### WHAT YOU WILL DO
Each line of the data below between the one containing "Convert this screenshot" and the one containing "Serialize everything readable", both included, is to be repeated exactly. Please omit pictures.

----------

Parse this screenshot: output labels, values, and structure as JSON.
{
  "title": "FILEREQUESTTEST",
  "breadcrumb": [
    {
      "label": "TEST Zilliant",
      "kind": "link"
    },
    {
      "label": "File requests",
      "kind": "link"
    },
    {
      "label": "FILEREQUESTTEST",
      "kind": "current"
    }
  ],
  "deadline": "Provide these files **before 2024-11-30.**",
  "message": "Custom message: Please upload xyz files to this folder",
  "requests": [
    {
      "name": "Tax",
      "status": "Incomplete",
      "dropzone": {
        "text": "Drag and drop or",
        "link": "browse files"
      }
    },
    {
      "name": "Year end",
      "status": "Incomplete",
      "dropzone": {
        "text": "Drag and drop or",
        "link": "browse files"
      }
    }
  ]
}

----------

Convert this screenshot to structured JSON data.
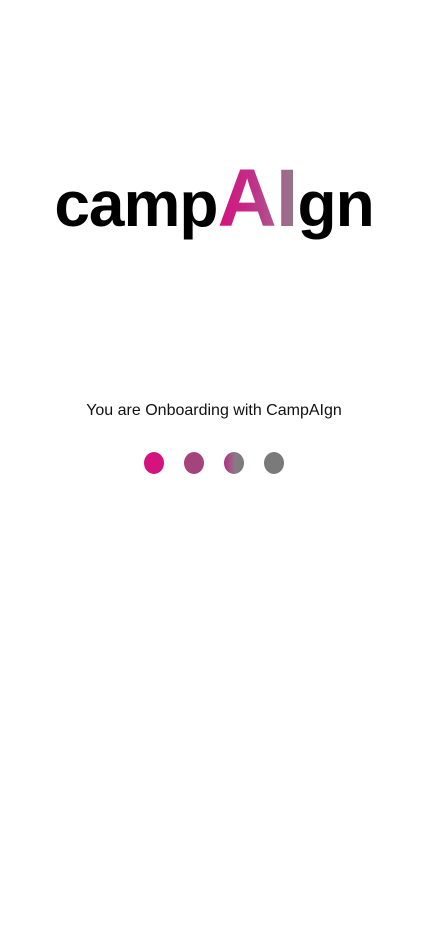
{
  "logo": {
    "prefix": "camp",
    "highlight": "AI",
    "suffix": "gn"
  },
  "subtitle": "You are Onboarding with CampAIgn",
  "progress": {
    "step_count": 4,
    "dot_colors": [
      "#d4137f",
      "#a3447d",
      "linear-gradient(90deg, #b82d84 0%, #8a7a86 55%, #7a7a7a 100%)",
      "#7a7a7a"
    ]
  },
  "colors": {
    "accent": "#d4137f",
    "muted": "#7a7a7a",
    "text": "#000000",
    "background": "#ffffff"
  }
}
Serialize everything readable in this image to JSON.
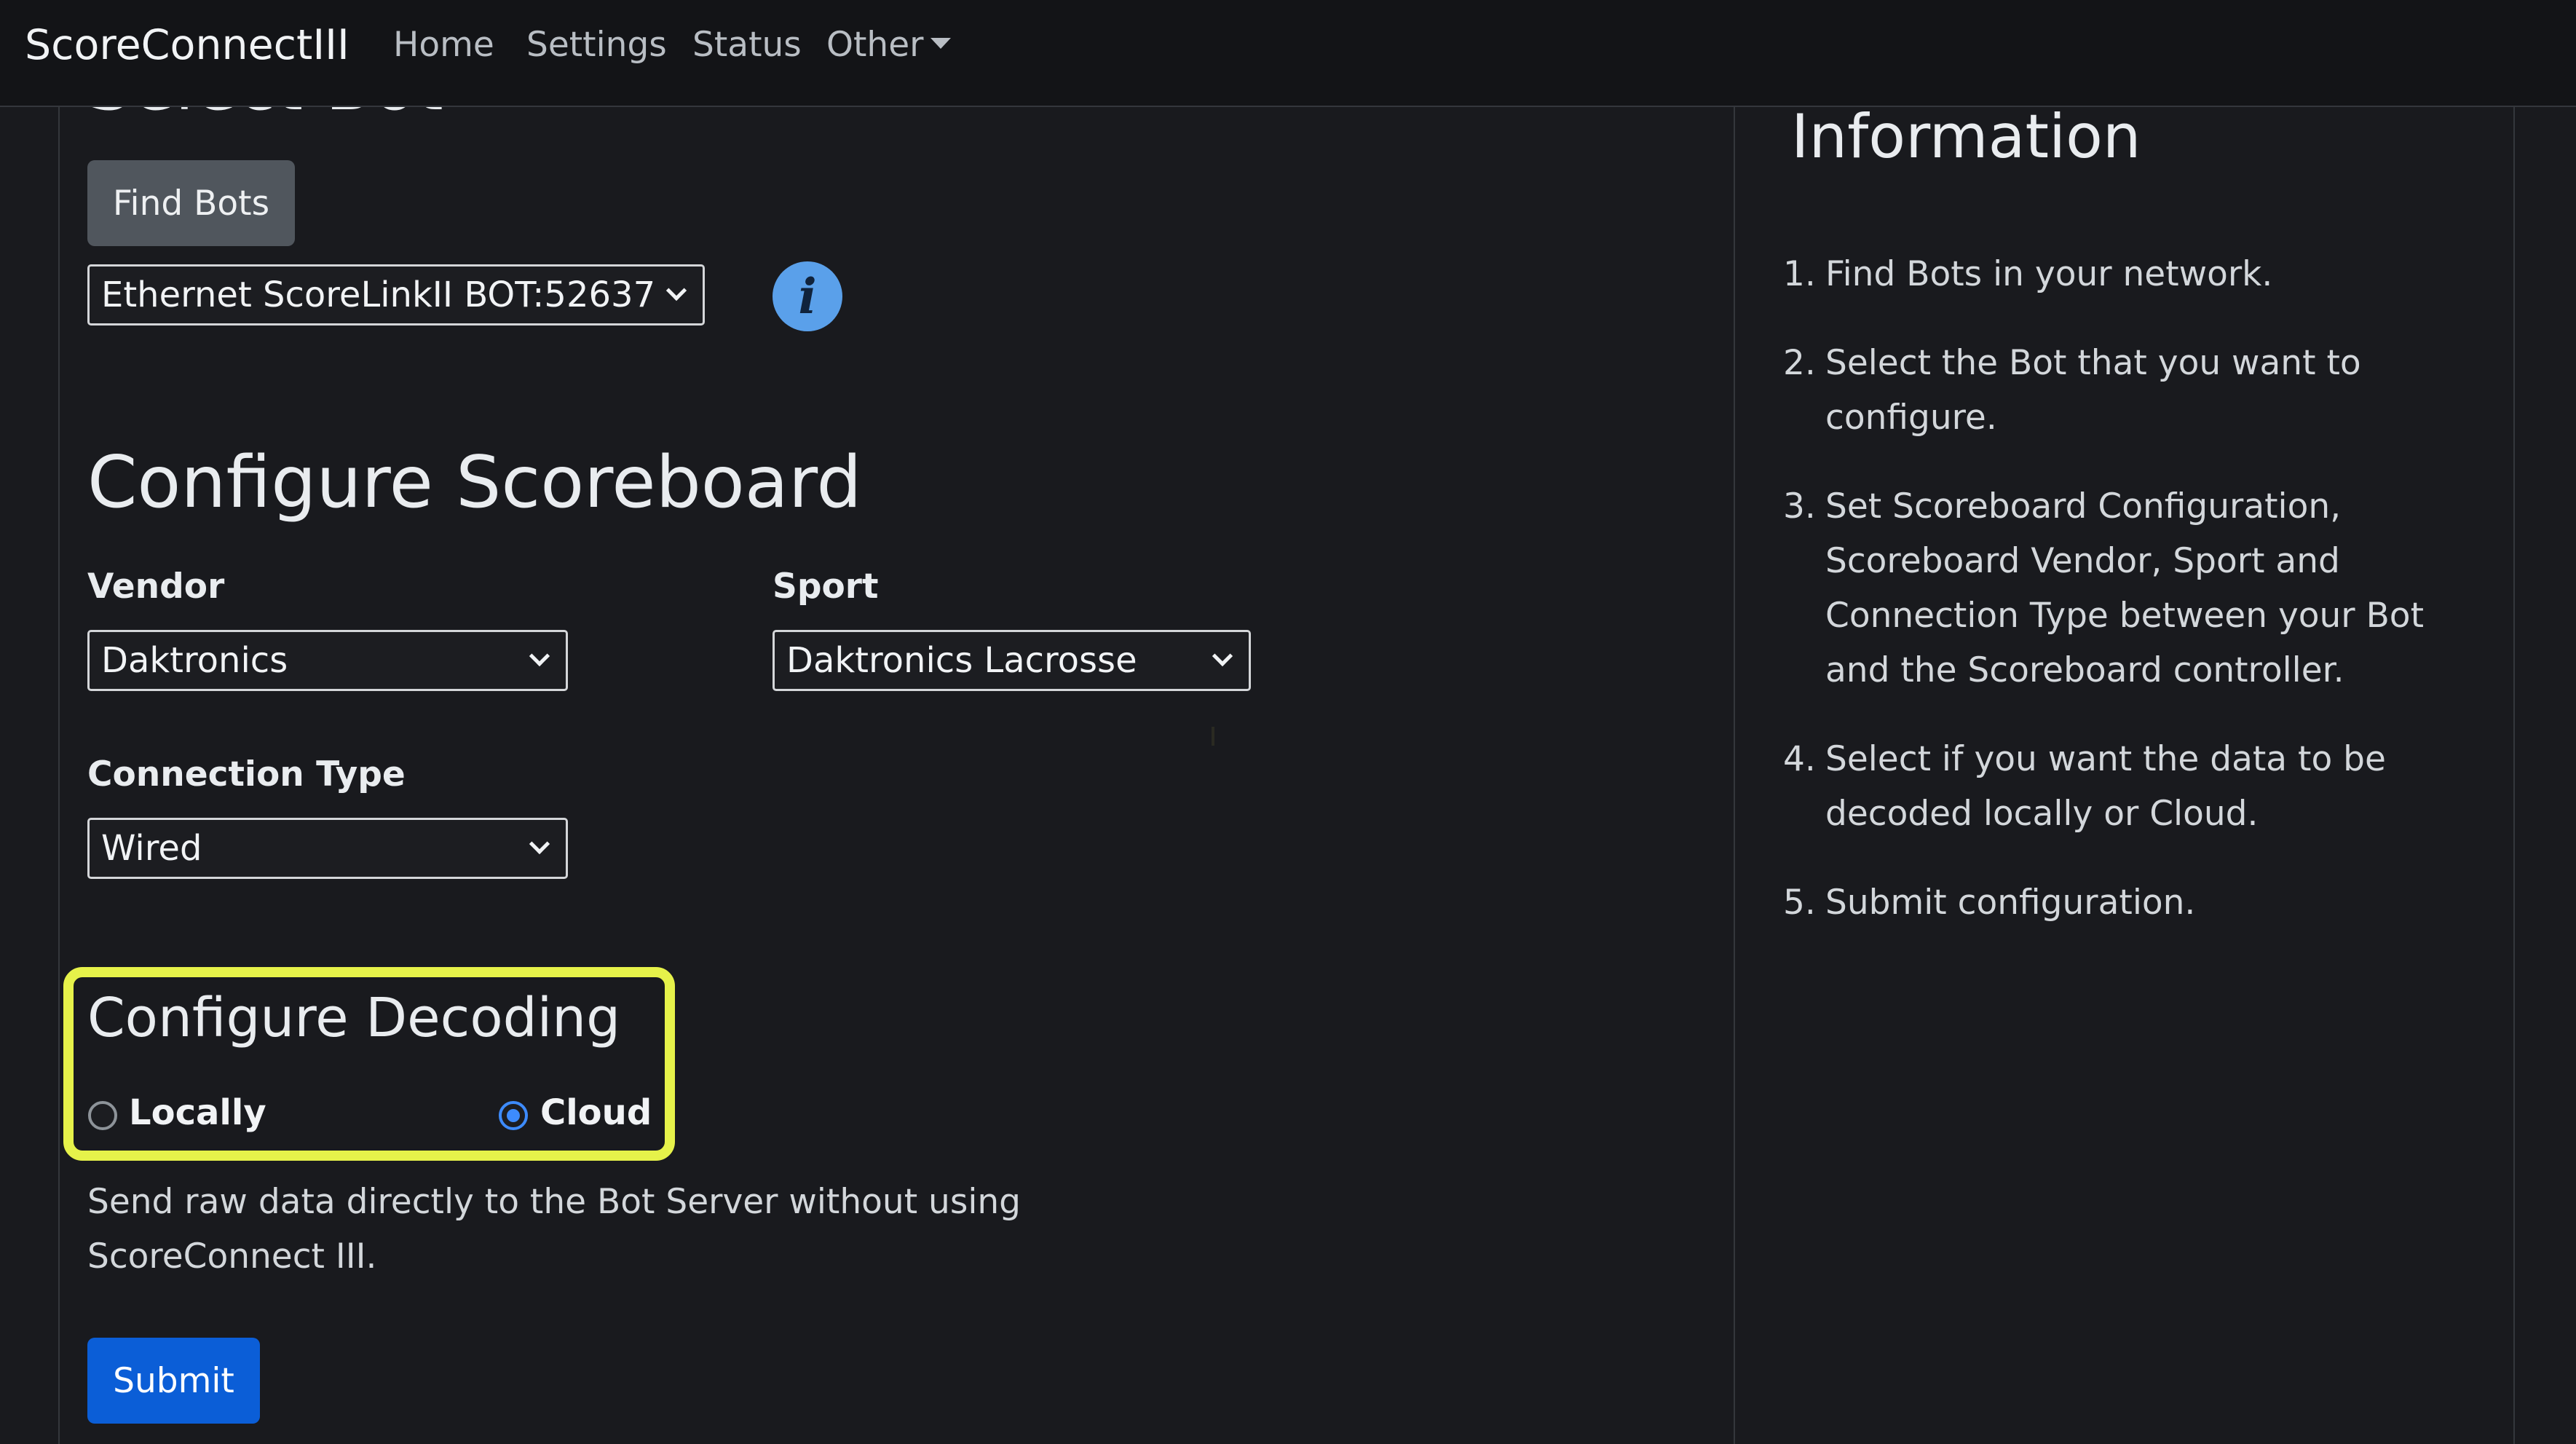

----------

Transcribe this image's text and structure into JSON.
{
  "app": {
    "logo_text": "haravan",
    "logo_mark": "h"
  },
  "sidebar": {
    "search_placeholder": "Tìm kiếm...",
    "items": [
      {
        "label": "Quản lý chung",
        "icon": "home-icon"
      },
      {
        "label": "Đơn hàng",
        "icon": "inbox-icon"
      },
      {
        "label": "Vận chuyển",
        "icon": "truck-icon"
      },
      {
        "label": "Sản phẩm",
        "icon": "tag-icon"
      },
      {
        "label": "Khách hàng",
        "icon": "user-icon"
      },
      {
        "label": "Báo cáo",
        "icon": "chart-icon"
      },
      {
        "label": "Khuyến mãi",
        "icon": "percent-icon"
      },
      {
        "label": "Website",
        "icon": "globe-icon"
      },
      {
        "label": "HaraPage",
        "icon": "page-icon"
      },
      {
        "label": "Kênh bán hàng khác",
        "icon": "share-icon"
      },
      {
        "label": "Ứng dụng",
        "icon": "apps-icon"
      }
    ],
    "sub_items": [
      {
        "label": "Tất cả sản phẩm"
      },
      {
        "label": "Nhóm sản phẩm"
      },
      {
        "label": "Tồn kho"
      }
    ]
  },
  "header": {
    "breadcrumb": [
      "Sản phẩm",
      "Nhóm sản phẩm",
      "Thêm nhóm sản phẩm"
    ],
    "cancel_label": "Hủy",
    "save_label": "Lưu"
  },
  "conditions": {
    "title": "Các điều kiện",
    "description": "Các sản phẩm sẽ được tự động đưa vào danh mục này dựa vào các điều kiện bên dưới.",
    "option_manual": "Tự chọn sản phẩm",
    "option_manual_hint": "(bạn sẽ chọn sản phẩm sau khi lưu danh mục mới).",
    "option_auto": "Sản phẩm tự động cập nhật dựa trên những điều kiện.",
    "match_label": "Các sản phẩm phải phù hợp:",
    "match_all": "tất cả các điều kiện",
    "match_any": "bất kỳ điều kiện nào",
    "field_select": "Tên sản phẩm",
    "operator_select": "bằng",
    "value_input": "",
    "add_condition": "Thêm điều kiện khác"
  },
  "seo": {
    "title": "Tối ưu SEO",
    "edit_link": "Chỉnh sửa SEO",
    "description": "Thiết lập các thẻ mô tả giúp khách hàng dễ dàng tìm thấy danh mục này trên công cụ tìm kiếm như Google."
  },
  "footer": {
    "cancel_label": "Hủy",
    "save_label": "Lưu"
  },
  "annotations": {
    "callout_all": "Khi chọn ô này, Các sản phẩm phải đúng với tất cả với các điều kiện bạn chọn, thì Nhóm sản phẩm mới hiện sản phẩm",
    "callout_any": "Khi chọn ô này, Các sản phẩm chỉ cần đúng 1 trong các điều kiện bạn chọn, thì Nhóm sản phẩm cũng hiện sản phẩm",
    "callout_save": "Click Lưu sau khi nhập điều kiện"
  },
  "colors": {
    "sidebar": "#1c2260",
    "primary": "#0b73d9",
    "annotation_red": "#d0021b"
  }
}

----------

### ANSWER TO THE PROBLEM
Convert this screenshot to structured JSON data.
{
  "logo": {
    "prefix": "camp",
    "highlight": "AI",
    "suffix": "gn"
  },
  "subtitle": "You are Onboarding with CampAIgn",
  "progress": {
    "step_count": 4,
    "dot_colors": [
      "#d4137f",
      "#a3447d",
      "linear-gradient(90deg, #b82d84 0%, #8a7a86 55%, #7a7a7a 100%)",
      "#7a7a7a"
    ]
  },
  "colors": {
    "accent": "#d4137f",
    "muted": "#7a7a7a",
    "text": "#000000",
    "background": "#ffffff"
  }
}
Serialize everything readable in this image to JSON.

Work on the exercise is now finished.